George Mason Receives $25 Million Federal Award for Construction of a Regional Biocontainment Laboratory
Posted: September 8, 2005 at 1:00 am, Last Updated: November 30, -0001 at 12:00 am
George Mason has been awarded $25 million from the National Institute of Allergy and Infectious Diseases (NIAID), part of the National Institutes of Health, for construction of a Regional Biocontainment Laboratory at the Prince William Campus in Manassas. The successful application, proposed by George Mason’s National Center for Biodefense and Infectious Diseases, has resulted in the largest research award in the university’s history.
The 83,154-square-foot facility will contain a biosafety level-3 laboratory for the development of techniques and products for detection, diagnosis, prevention and treatment of infectious diseases that either result from biological terrorism or arise naturally. Research will focus on diseases considered by the U.S. government to be potential bioterror threats, such as anthrax, tularemia and plague, as well as emerging infectious diseases, such as SARS, West Nile virus and influenza.
“It is truly an honor for George Mason to be a recipient of this highly competitive award. I am confident that we will fulfill the trust placed in us by the federal government to meet this critical national defense need,” says university President Alan Merten. “This winning proposal is a product of a highly competent and dedicated team of scientists and administrators. The biomedical research produced in this facility will result from the same model.”
“This award to George Mason not only recognizes its stature as a research center, but it also places the university among the elite institutions in the United States conducting this level of biodefense research,” says Sean Connaughton, chairman of the Prince William Board of County Supervisors. “The county’s partnership with the university has led to many new investments and jobs in Prince William County, and this facility is part of the continued growth of the county as a biotech community.”
The total cost of the project is approximately $42 million. In addition to the $25 million NIAID award, the university will provide an estimated $15.3 million in matching funds, and Virginia Gov. Mark Warner has committed $2.5 million on behalf of the commonwealth for land acquisition.
“I have challenged our public colleges and universities to take bold steps in the area of research and development, and I am extremely pleased that George Mason has landed this significant NIH grant,” Warner says. “I see an almost unlimited potential for George Mason in leveraging this region’s concentration of agencies and companies involved in military and homeland security issues.”
In addition to Warner, other state politicians have favorable responses to the announcement. “I’m extremely pleased that George Mason University has been awarded $25 million in federal funds to build a regional biocontainment laboratory for biological terror research,” comments Sen. George Allen, R-Va. “This substantial research award will help America meet its national defense needs, and I’m thrilled that the work will be done in Manassas, Va., by the good intelligent folks at George Mason.”
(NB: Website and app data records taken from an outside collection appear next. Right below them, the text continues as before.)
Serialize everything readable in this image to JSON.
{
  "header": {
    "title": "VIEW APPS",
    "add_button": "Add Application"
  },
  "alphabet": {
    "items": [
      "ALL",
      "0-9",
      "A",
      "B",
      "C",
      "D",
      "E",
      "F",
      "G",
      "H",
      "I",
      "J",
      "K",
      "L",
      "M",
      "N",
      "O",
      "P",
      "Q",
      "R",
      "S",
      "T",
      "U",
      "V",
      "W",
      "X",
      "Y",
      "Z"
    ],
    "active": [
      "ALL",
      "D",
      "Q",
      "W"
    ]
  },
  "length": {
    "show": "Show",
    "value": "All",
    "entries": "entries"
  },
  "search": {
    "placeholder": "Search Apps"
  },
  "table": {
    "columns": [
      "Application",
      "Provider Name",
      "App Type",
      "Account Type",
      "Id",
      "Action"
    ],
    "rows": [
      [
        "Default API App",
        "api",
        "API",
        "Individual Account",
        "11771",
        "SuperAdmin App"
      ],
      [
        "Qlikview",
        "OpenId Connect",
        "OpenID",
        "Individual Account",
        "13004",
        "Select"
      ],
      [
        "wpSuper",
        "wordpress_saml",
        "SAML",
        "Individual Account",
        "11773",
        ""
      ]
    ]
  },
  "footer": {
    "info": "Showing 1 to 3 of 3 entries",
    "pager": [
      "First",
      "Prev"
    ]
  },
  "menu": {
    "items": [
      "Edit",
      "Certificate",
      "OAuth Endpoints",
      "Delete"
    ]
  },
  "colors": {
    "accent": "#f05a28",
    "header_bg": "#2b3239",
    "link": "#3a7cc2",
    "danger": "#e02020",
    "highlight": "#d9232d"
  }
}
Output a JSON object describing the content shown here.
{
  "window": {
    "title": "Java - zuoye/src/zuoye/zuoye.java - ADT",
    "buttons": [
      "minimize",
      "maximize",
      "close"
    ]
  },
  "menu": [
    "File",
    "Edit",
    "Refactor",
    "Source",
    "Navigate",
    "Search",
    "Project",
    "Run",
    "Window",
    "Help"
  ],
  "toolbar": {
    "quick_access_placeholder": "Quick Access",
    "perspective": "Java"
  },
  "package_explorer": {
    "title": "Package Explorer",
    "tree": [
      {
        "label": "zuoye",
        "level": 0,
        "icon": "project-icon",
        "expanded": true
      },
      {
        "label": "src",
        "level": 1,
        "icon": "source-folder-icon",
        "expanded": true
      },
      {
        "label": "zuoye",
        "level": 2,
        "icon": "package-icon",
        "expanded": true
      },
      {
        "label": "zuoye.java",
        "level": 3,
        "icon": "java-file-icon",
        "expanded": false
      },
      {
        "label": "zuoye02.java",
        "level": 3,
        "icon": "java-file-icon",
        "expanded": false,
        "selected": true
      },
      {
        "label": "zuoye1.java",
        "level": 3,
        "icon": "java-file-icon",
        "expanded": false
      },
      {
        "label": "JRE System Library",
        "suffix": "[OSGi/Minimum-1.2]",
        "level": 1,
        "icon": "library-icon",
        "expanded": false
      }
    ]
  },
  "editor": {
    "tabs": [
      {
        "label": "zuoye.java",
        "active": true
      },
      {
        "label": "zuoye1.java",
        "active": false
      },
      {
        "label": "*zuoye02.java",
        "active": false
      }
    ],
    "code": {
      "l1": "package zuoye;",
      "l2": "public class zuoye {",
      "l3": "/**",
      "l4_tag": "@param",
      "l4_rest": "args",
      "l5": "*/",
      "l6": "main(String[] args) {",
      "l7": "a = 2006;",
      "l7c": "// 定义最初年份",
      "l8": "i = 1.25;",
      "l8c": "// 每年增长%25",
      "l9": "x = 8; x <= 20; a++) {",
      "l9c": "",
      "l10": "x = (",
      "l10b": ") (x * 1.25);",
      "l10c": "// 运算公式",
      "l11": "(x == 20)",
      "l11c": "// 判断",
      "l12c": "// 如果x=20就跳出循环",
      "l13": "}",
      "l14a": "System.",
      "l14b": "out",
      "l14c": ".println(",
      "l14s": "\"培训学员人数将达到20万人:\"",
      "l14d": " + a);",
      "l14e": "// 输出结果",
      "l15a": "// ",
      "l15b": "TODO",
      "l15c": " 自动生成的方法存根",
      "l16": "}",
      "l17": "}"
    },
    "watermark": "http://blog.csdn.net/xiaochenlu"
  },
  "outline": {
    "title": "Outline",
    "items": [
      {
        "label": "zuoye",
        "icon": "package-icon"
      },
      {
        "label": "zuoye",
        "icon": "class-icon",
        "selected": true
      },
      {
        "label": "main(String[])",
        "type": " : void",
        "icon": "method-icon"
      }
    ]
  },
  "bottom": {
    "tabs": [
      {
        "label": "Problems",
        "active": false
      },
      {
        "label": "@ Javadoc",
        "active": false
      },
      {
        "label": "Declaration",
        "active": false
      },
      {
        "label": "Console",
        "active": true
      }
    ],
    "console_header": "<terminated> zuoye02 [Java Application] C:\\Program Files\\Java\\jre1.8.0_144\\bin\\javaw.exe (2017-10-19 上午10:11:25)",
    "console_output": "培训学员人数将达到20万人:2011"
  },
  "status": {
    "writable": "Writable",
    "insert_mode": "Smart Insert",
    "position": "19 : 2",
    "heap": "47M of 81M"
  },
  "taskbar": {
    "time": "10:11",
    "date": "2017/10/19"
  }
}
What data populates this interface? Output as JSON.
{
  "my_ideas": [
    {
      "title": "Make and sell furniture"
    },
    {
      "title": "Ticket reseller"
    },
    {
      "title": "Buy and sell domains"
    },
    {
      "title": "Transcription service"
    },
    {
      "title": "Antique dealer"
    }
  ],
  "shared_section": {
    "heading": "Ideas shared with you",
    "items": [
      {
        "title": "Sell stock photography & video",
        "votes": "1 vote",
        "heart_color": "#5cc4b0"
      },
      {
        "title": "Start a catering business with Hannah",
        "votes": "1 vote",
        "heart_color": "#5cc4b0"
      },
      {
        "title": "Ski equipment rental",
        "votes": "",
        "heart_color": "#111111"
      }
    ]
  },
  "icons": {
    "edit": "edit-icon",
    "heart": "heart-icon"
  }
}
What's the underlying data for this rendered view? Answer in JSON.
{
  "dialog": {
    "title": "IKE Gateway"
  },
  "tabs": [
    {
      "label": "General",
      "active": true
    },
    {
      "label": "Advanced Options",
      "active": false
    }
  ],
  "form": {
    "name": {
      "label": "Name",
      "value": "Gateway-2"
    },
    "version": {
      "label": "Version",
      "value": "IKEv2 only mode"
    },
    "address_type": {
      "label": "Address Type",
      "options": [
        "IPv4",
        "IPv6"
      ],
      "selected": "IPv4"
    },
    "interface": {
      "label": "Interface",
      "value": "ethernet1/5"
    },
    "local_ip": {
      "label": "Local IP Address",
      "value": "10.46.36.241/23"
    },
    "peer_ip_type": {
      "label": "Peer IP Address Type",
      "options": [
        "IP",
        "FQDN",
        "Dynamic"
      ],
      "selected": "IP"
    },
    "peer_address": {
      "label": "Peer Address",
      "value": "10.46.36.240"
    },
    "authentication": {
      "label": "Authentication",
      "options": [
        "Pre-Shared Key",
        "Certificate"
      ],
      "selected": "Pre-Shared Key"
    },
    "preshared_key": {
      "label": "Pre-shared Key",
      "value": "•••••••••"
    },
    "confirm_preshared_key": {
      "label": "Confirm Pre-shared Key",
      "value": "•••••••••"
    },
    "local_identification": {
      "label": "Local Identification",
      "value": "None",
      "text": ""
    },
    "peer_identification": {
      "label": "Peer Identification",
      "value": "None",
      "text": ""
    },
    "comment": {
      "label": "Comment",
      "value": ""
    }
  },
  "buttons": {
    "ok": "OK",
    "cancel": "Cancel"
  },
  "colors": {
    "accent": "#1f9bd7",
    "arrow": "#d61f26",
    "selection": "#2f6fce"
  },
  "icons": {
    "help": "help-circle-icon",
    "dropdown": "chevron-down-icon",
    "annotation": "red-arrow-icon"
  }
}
Congressman Tom Davis, R-Va., adds, “The ability to detect and prevent infectious diseases is a key component of our federal efforts to combat terrorism. As we sadly learned during the anthrax crisis in 2001, bioterrorism is a real threat. The National Institute of Allergy and Infectious Diseases made the right call in tapping into the brainpower of George Mason University to conduct this vital research.”
George Mason successfully competed for this award in response to NIAID’s Regional Biocontainment Laboratories Construction Program Initiative. In 2002, a panel of experts commissioned by NIAID cited a lack of biosafety level-3 and biosafety level-4 laboratories in the United States as a significant barrier to progress in biodefense research.
Sen. John W. Warner, R-Va., chairman of the U.S. Senate Armed Services Committee, says, “Biodefense remains one of our most critical priorities in national security. This facility, which will perform unique and important research to address bioterror threats, continues a long tradition of Virginians contributing to America’s security.”